= Beginning of Section =

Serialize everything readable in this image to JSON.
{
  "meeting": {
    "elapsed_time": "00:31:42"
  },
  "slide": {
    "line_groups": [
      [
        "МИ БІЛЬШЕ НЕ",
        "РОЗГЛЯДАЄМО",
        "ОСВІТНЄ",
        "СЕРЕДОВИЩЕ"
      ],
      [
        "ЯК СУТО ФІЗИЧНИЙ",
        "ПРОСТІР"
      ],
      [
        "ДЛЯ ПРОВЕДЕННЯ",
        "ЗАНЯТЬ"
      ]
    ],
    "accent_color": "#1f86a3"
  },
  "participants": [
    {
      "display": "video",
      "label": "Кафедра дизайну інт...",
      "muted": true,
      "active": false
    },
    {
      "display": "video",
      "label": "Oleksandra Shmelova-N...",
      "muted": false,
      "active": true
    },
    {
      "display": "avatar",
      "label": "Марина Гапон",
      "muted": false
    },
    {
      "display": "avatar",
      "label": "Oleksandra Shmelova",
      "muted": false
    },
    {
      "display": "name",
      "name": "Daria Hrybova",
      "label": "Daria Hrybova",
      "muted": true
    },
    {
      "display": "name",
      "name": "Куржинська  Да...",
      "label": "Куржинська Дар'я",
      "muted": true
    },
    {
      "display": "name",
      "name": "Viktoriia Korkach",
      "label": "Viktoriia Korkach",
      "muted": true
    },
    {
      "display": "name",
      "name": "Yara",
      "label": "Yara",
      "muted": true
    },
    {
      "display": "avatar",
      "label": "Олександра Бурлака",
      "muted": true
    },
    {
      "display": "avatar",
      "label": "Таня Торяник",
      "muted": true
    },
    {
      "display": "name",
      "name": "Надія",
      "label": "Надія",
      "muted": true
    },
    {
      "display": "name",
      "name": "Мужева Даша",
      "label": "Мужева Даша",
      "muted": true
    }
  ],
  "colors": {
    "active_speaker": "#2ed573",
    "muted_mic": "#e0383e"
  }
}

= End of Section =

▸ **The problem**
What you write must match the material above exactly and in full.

▸ **Answer space**
Serialize everything readable in this image to JSON.
{
  "meeting": {
    "elapsed_time": "00:31:42"
  },
  "slide": {
    "line_groups": [
      [
        "МИ БІЛЬШЕ НЕ",
        "РОЗГЛЯДАЄМО",
        "ОСВІТНЄ",
        "СЕРЕДОВИЩЕ"
      ],
      [
        "ЯК СУТО ФІЗИЧНИЙ",
        "ПРОСТІР"
      ],
      [
        "ДЛЯ ПРОВЕДЕННЯ",
        "ЗАНЯТЬ"
      ]
    ],
    "accent_color": "#1f86a3"
  },
  "participants": [
    {
      "display": "video",
      "label": "Кафедра дизайну інт...",
      "muted": true,
      "active": false
    },
    {
      "display": "video",
      "label": "Oleksandra Shmelova-N...",
      "muted": false,
      "active": true
    },
    {
      "display": "avatar",
      "label": "Марина Гапон",
      "muted": false
    },
    {
      "display": "avatar",
      "label": "Oleksandra Shmelova",
      "muted": false
    },
    {
      "display": "name",
      "name": "Daria Hrybova",
      "label": "Daria Hrybova",
      "muted": true
    },
    {
      "display": "name",
      "name": "Куржинська  Да...",
      "label": "Куржинська Дар'я",
      "muted": true
    },
    {
      "display": "name",
      "name": "Viktoriia Korkach",
      "label": "Viktoriia Korkach",
      "muted": true
    },
    {
      "display": "name",
      "name": "Yara",
      "label": "Yara",
      "muted": true
    },
    {
      "display": "avatar",
      "label": "Олександра Бурлака",
      "muted": true
    },
    {
      "display": "avatar",
      "label": "Таня Торяник",
      "muted": true
    },
    {
      "display": "name",
      "name": "Надія",
      "label": "Надія",
      "muted": true
    },
    {
      "display": "name",
      "name": "Мужева Даша",
      "label": "Мужева Даша",
      "muted": true
    }
  ],
  "colors": {
    "active_speaker": "#2ed573",
    "muted_mic": "#e0383e"
  }
}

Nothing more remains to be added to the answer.